Element data from apps and pages:

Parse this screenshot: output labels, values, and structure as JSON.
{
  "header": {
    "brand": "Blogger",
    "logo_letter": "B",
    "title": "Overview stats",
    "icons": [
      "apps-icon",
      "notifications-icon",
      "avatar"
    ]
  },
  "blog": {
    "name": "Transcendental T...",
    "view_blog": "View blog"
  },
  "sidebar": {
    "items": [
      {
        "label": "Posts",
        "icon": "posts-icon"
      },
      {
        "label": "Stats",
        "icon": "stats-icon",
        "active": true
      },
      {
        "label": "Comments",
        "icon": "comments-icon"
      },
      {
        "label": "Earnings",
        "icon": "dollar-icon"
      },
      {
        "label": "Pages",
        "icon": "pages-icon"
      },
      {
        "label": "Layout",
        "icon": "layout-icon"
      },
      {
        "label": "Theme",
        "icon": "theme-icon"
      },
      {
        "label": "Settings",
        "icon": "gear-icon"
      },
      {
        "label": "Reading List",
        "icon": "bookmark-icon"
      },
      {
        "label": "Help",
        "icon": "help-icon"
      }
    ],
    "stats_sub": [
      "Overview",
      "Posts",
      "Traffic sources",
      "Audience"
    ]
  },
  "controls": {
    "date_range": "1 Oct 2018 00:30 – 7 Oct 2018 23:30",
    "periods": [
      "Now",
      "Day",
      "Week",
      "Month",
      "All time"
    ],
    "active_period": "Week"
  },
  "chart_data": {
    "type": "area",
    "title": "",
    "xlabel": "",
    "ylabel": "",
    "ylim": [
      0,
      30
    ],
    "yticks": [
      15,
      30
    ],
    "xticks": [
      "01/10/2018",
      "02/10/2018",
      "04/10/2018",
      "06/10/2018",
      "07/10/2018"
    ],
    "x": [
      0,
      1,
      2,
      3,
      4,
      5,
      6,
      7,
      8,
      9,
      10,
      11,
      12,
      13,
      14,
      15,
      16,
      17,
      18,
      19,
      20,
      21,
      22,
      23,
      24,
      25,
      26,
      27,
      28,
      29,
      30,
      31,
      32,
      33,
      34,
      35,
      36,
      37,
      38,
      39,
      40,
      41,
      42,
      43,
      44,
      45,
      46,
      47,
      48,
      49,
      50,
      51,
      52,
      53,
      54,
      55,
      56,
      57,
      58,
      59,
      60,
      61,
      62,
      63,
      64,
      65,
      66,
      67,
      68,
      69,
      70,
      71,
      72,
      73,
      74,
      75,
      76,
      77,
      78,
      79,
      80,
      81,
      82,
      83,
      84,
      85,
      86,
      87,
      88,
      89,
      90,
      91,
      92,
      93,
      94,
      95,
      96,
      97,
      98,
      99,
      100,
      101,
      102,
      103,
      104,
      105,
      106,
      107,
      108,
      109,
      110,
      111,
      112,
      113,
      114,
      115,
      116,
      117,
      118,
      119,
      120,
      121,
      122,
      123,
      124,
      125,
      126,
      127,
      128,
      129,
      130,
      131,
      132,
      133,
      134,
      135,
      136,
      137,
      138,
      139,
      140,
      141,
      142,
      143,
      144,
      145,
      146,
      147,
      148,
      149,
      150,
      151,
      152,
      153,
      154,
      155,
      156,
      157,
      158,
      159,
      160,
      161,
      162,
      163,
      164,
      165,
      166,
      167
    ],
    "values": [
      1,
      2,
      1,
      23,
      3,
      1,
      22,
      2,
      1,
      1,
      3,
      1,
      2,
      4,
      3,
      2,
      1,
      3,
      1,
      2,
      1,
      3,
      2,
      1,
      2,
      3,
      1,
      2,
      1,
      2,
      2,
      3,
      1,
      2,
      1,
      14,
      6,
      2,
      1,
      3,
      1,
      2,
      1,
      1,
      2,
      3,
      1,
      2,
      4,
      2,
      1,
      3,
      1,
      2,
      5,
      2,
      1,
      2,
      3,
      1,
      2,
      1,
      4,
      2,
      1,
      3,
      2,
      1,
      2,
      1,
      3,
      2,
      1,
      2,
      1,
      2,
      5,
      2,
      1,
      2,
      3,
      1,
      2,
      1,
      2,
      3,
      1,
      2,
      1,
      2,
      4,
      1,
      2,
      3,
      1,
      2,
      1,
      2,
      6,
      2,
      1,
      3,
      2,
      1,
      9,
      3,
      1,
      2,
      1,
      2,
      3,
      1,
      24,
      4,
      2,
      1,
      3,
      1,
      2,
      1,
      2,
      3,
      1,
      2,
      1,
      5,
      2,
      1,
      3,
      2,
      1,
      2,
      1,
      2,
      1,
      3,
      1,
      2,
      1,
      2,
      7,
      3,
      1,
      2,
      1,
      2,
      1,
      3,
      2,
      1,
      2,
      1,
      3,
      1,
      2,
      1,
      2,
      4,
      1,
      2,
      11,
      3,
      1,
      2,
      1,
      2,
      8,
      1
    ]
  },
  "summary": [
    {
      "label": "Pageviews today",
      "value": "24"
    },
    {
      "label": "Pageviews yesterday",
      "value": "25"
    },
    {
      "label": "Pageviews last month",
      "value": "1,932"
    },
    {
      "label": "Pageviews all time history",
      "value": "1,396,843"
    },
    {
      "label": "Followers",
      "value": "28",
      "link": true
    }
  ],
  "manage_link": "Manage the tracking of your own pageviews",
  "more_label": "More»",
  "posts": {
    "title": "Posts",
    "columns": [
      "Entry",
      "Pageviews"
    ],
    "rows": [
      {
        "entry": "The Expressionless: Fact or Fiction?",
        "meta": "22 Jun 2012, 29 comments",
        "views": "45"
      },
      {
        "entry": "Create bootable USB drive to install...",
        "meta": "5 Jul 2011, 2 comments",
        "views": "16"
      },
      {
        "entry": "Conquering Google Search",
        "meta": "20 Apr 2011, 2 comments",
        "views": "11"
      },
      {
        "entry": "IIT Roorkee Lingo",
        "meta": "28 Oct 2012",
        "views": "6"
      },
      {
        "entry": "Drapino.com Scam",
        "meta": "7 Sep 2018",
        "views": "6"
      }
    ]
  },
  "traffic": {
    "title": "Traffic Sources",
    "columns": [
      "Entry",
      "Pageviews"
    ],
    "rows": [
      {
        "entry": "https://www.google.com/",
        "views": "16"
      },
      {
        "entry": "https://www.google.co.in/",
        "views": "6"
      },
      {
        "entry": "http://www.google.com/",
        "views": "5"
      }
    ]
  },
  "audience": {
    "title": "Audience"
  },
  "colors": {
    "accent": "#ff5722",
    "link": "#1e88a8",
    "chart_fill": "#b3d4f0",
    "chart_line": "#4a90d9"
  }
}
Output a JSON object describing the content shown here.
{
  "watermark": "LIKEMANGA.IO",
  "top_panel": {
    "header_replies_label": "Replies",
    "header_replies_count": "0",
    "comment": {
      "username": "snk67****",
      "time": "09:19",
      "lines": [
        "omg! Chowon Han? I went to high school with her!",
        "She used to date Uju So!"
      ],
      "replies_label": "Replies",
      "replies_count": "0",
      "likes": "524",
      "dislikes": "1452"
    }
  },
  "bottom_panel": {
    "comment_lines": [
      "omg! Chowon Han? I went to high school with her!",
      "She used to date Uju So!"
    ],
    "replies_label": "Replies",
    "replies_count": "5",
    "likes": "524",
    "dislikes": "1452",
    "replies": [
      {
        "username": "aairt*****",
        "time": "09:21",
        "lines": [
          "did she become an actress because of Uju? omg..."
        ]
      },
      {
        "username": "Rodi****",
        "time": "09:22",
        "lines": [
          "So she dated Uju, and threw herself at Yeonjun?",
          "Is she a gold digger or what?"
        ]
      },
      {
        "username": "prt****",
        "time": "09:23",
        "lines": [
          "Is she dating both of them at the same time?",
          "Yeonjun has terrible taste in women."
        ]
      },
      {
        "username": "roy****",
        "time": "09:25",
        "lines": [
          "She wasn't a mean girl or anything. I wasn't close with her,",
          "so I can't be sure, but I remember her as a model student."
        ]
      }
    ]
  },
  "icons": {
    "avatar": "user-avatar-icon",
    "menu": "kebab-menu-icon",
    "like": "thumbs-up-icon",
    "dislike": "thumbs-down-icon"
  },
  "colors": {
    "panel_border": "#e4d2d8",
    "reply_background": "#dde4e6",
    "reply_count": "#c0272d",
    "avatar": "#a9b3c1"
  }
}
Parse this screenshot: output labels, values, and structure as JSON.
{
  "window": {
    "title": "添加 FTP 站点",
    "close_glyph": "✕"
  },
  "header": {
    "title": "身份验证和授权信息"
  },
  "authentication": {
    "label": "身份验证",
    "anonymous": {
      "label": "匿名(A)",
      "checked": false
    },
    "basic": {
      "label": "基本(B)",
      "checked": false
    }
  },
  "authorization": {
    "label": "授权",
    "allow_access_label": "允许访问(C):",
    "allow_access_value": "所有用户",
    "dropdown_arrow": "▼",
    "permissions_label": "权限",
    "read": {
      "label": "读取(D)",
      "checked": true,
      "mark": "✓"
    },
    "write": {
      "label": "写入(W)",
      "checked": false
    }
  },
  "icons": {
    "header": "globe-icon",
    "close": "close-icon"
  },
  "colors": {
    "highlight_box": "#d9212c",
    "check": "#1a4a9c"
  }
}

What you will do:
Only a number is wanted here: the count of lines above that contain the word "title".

Answer to the exercise:
7